What Problems Can Gall Stones Cause?
Formation of stones in the gall bladder can cause several problems.
When the gall bladder contracts to squeeze out the bile, the gall stones move within the bile and can block the outlet of gall bladder causing pain, known as Biliary Colic.
The presence of gall stones can irritate the gall bladder lining, resulting in inflammation and infection of the gall bladder wall, known as cholecystitis.
If the stones are pushed out of the gall bladder they can block the bile ducts from the liver, causing jaundice and even infection of the bile ducts, a condition known as Cholangitis.
Finally, since the bile duct and the pancreas use the same opening to empty into the intestines, gall stones can block the duct from the pancreas into the small bowel and cause inflammation, known as Pancreatitis. In some people this can be serious enough to require treatment in intensive care.
Gall Bladder Surgery
Many people have gall stones that never cause them any symptoms, and that never require any treatment.
If gall stones start to produce symptoms such as biliary colic or cholecystitis, then removal of the gall bladder is recommended, to prevent more serious problems from occurring.

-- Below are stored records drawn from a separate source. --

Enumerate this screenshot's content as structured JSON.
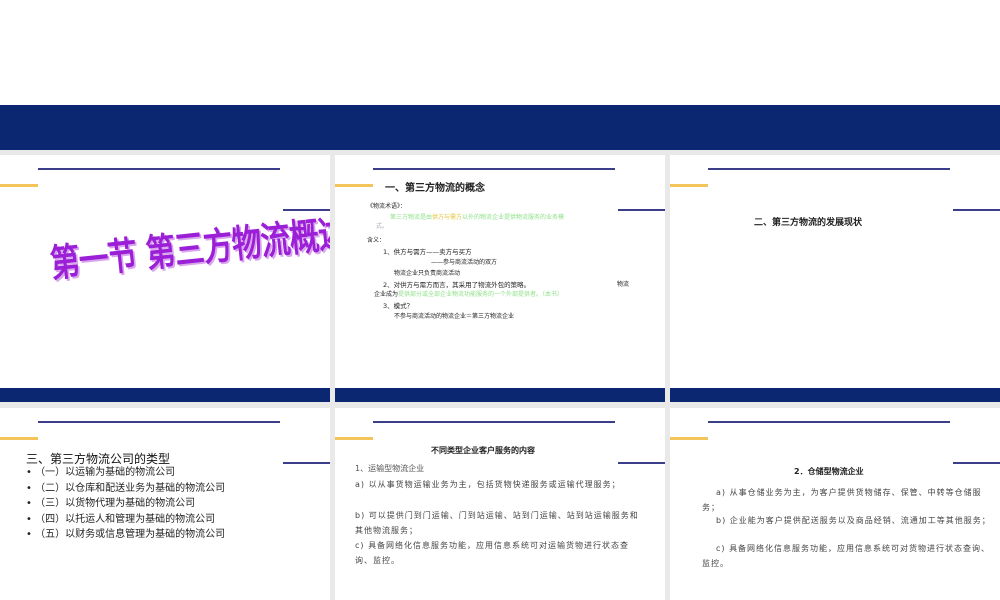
{
  "slides": [
    {
      "title": "第一节 第三方物流概述"
    },
    {
      "title": "一、第三方物流的概念",
      "term_label": "《物流术语》：",
      "def_a": "第三方物流是由",
      "def_b": "供方与需方",
      "def_c": "以外的物流企业提供物流服务的业务模",
      "def_d": "式。",
      "meaning": "含义：",
      "l1": "1、供方与需方——卖方与买方",
      "l2": "——参与商流活动的双方",
      "l3": "物流企业只负责商流活动",
      "l4": "2、对供方与需方而言，其采用了物流外包的策略。",
      "l4b": "物流",
      "l5a": "企业成为",
      "l5b": "提供部分或全部企业物流功能服务的一个外部提供者。（本书）",
      "l6": "3、模式？",
      "l7": "不参与商流活动的物流企业＝第三方物流企业"
    },
    {
      "title": "二、第三方物流的发展现状"
    },
    {
      "title": "三、第三方物流公司的类型",
      "items": [
        "（一）以运输为基础的物流公司",
        "（二）以仓库和配送业务为基础的物流公司",
        "（三）以货物代理为基础的物流公司",
        "（四）以托运人和管理为基础的物流公司",
        "（五）以财务或信息管理为基础的物流公司"
      ]
    },
    {
      "title": "不同类型企业客户服务的内容",
      "heading": "1、运输型物流企业",
      "paras": [
        "a) 以从事货物运输业务为主，包括货物快递服务或运输代理服务；",
        "b) 可以提供门到门运输、门到站运输、站到门运输、站到站运输服务和其他物流服务；",
        "c) 具备网络化信息服务功能，应用信息系统可对运输货物进行状态查询、监控。"
      ]
    },
    {
      "title": "2．仓储型物流企业",
      "paras": [
        "a) 从事仓储业务为主，为客户提供货物储存、保管、中转等仓储服务；",
        "b) 企业能为客户提供配送服务以及商品经销、流通加工等其他服务；",
        "c) 具备网络化信息服务功能，应用信息系统可对货物进行状态查询、监控。"
      ]
    }
  ]
}
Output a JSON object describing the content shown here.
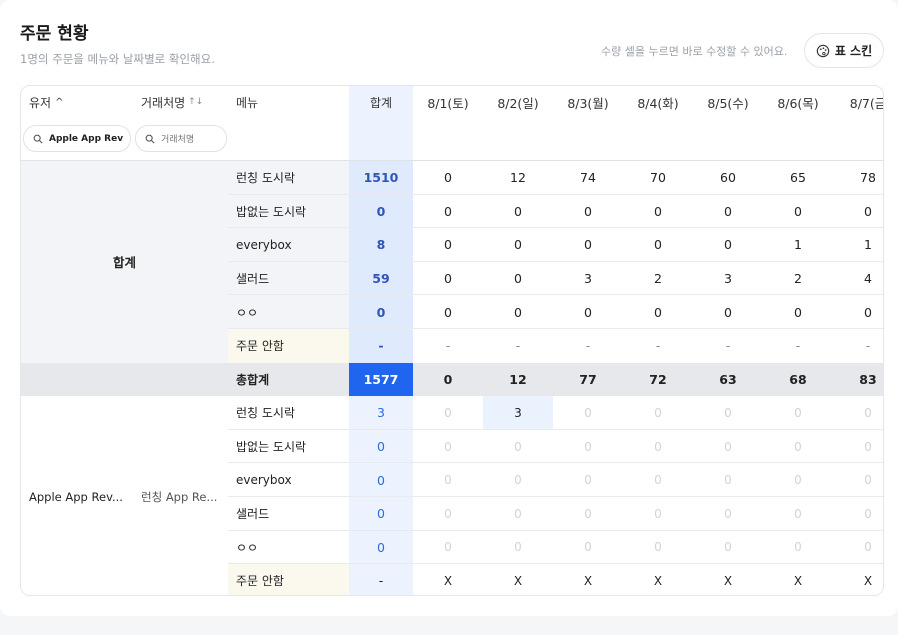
{
  "header": {
    "title": "주문 현황",
    "subtitle": "1명의 주문을 메뉴와 날짜별로 확인해요.",
    "hint": "수량 셀을 누르면 바로 수정할 수 있어요.",
    "skin_button": "표 스킨"
  },
  "columns": {
    "user": "유저",
    "user_sort": "^",
    "vendor": "거래처명",
    "vendor_sort": "↑↓",
    "menu": "메뉴",
    "total": "합계",
    "dates": [
      "8/1(토)",
      "8/2(일)",
      "8/3(월)",
      "8/4(화)",
      "8/5(수)",
      "8/6(목)",
      "8/7(금"
    ]
  },
  "filters": {
    "user_value": "Apple App Rev",
    "vendor_placeholder": "거래처명"
  },
  "summary_group": {
    "label": "합계",
    "rows": [
      {
        "menu": "런칭 도시락",
        "total": "1510",
        "values": [
          "0",
          "12",
          "74",
          "70",
          "60",
          "65",
          "78"
        ]
      },
      {
        "menu": "밥없는 도시락",
        "total": "0",
        "values": [
          "0",
          "0",
          "0",
          "0",
          "0",
          "0",
          "0"
        ]
      },
      {
        "menu": "everybox",
        "total": "8",
        "values": [
          "0",
          "0",
          "0",
          "0",
          "0",
          "1",
          "1"
        ]
      },
      {
        "menu": "샐러드",
        "total": "59",
        "values": [
          "0",
          "0",
          "3",
          "2",
          "3",
          "2",
          "4"
        ]
      },
      {
        "menu": "ㅇㅇ",
        "total": "0",
        "values": [
          "0",
          "0",
          "0",
          "0",
          "0",
          "0",
          "0"
        ]
      },
      {
        "menu": "주문 안함",
        "total": "-",
        "values": [
          "-",
          "-",
          "-",
          "-",
          "-",
          "-",
          "-"
        ]
      }
    ]
  },
  "grand_total": {
    "label": "총합계",
    "total": "1577",
    "values": [
      "0",
      "12",
      "77",
      "72",
      "63",
      "68",
      "83"
    ]
  },
  "user_group": {
    "user": "Apple App Rev...",
    "vendor": "런칭 App Re...",
    "rows": [
      {
        "menu": "런칭 도시락",
        "total": "3",
        "values": [
          "0",
          "3",
          "0",
          "0",
          "0",
          "0",
          "0"
        ]
      },
      {
        "menu": "밥없는 도시락",
        "total": "0",
        "values": [
          "0",
          "0",
          "0",
          "0",
          "0",
          "0",
          "0"
        ]
      },
      {
        "menu": "everybox",
        "total": "0",
        "values": [
          "0",
          "0",
          "0",
          "0",
          "0",
          "0",
          "0"
        ]
      },
      {
        "menu": "샐러드",
        "total": "0",
        "values": [
          "0",
          "0",
          "0",
          "0",
          "0",
          "0",
          "0"
        ]
      },
      {
        "menu": "ㅇㅇ",
        "total": "0",
        "values": [
          "0",
          "0",
          "0",
          "0",
          "0",
          "0",
          "0"
        ]
      },
      {
        "menu": "주문 안함",
        "total": "-",
        "values": [
          "X",
          "X",
          "X",
          "X",
          "X",
          "X",
          "X"
        ]
      }
    ]
  },
  "colors": {
    "accent": "#1f65f0",
    "sum_text": "#2e55b8",
    "total_column_bg": "#ecf3fe",
    "no_order_bg": "#fbf9ee"
  }
}
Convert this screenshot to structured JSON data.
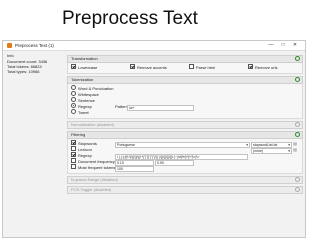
{
  "slide": {
    "title": "Preprocess Text"
  },
  "window": {
    "title": "Preprocess Text (1)",
    "controls": [
      "—",
      "□",
      "✕"
    ]
  },
  "info": {
    "header": "Info",
    "document_count": "Document count: 3436",
    "total_tokens": "Total tokens: 66824",
    "total_types": "Total types: 10966"
  },
  "transformation": {
    "header": "Transformation",
    "options": [
      {
        "label": "Lowercase",
        "checked": true
      },
      {
        "label": "Remove accents",
        "checked": true
      },
      {
        "label": "Parse html",
        "checked": false
      },
      {
        "label": "Remove urls",
        "checked": true
      }
    ]
  },
  "tokenization": {
    "header": "Tokenization",
    "options": [
      {
        "label": "Word & Punctuation",
        "selected": false
      },
      {
        "label": "Whitespace",
        "selected": false
      },
      {
        "label": "Sentence",
        "selected": false
      },
      {
        "label": "Regexp",
        "selected": true
      },
      {
        "label": "Tweet",
        "selected": false
      }
    ],
    "pattern_label": "Pattern:",
    "pattern_value": "\\w+"
  },
  "normalization": {
    "header": "Normalization (disabled)"
  },
  "filtering": {
    "header": "Filtering",
    "stopwords": {
      "label": "Stopwords",
      "checked": true,
      "language": "Portuguese",
      "file": "stopwordList.txt"
    },
    "lexicon": {
      "label": "Lexicon",
      "checked": false,
      "file": "(none)"
    },
    "regexp": {
      "label": "Regexp",
      "checked": true,
      "value": "\\.|,|:|;|!|\\?|\\(|\\)|\\||\\+|'|\"|'|'|\"|\"|\\||`|\\}|\\{|\\[|\\]|\\-|~|\\d|%|\\^|\\*|\\<|\\>"
    },
    "doc_freq": {
      "label": "Document frequency",
      "checked": false,
      "min": "0.10",
      "max": "0.90"
    },
    "most_frequent": {
      "label": "Most frequent tokens",
      "checked": false,
      "value": "100"
    }
  },
  "ngrams": {
    "header": "N-grams Range (disabled)"
  },
  "pos": {
    "header": "POS Tagger (disabled)"
  }
}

In some patients this is done as an urgent procedure to treat an acute episode of cholecystitis. In others it is done as a planned “elective” operation after symptoms have settled, or if the symptoms have so far only been mild enough to not need treatment in hospital.
The operation to remove a gall bladder is called a Cholecystectomy. These days it is usually performed via keyhole surgery, in a procedure known as a Laparoscopic Cholecystectomy.
Laparoscopic Cholecystectomy experience
Laparoscopic Cholecystectomy involves a general anaesthetic. Most patients will stay in hospital overnight after the procedure.
What are the outcomes?
What are the risks?
As with any surgery, laparoscopic cholecystectomy has risks which we cannot always prevent or avoid.
Serious complications are rare, but include events like heart attacks or strokes during the surgery, …
More minor complications can include things like:
- Shallow skin infection at the skin incisions.
- Hernias developing at the port site in the future.